Jurisdictions have been liberalizing rules surrounding third-party litigation funding or the buying and selling of legal claims since the early twentieth century. Scholars have generally supported liberalization, seeing it as a way to expand access to courts and allow for the more efficient allocation of risk. Opponents have warned about a surge in frivolous litigation and strategic behavior by funders. But both sides have ignored how interrelated the rules governing third-party investment in litigation and the alienability of legal claims are, and how they interact to affect a legal claims market. The focus on reform should be to adjust these rules to create the optimal legal claims market. Instead, reform has increasingly focused on liberalizing third-party investment while keeping rules around alienability the same, or even barring investors from exercising control over the suit. This risks creating new problems without effectively solving many of the issues reform is meant to solve. This incremental approach comes with real costs, and may actually prevent a well-developed legal claims market from developing.
In designing protections for secondary users, this Note argues against requiring companies to provide front-end protection through notice of their privacy policies. Instead, this Note proposes a framework for incentivizing communications-capturing technology producers to distinguish between primary and secondary user data use on the back end.

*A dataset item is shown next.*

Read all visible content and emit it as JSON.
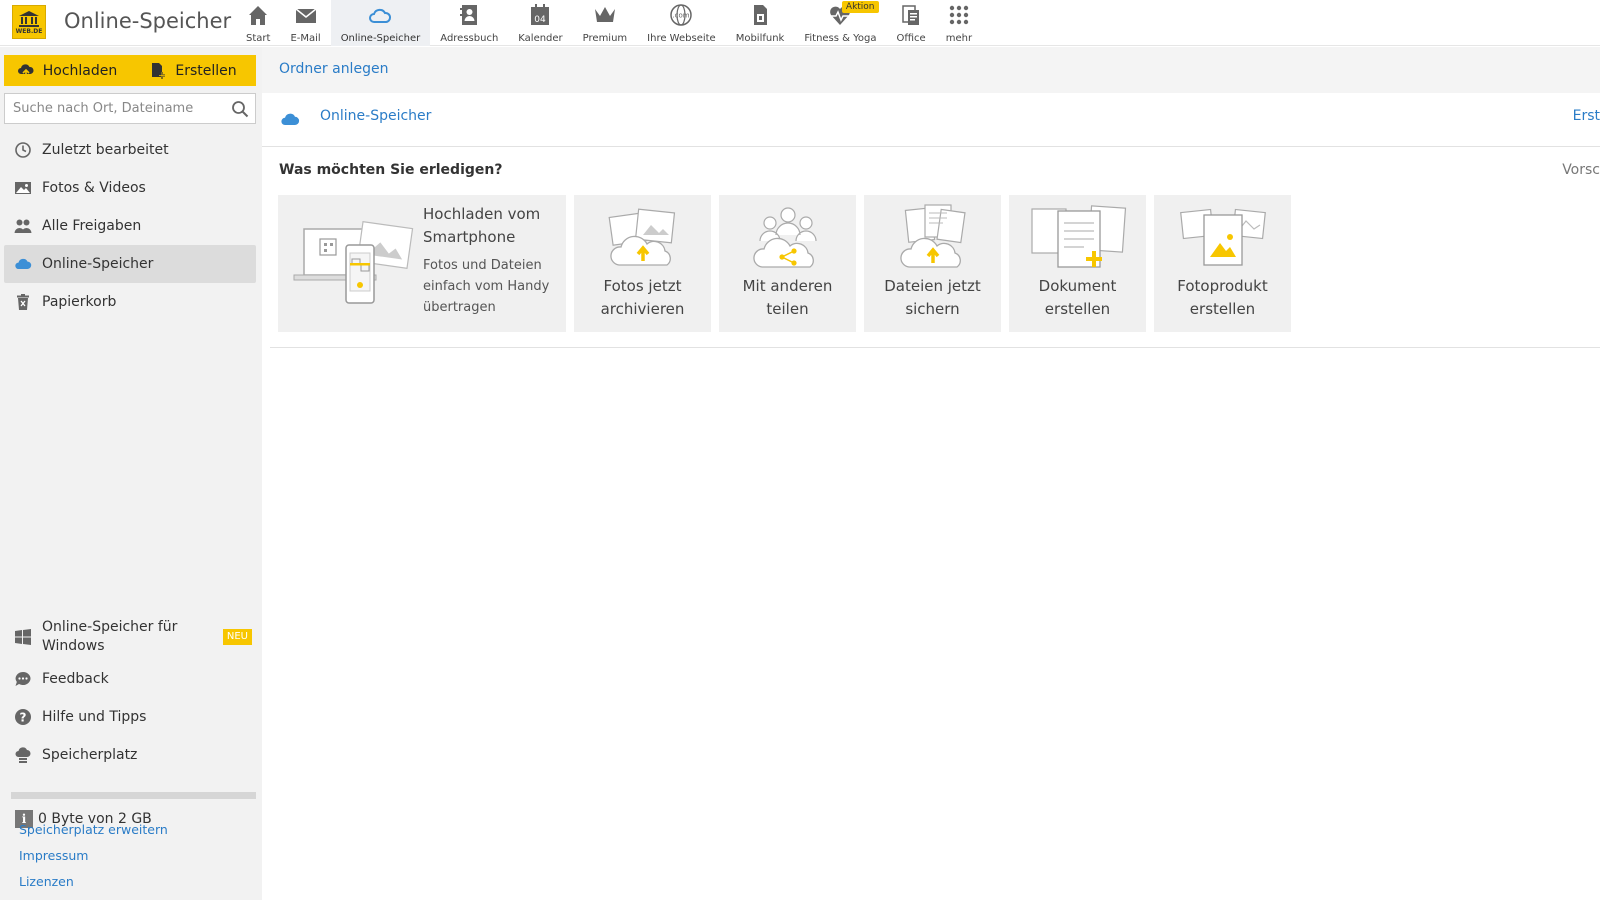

Commentators often remark that Material Adverse Effects (MAE) Clauses are difficult to successfully invoke. Indeed, the Delaware Court of Chancery stated in Hexion that “Delaware courts have never found a material adverse effect to have occurred in the context of a merger agreement.” But commentators’ preoccupation with the high legal hurdle for establishing an MAE at trial understates the ways in which the existing case law favors buyers during pretrial motions and settlement negotiations. This Article argues that the Delaware standard for establishing an MAE favors buyers at the pretrial phase by making it easier for buyers to drag out litigation in order to force sellers to agree to a renegotiated deal price. The Article then discusses the implications for dealmakers.
Y. Carson Zhou, Material Adverse Effects as Buyer-Friendly Standard, 91 N.Y.U. L. Rev. Online 171 (2016).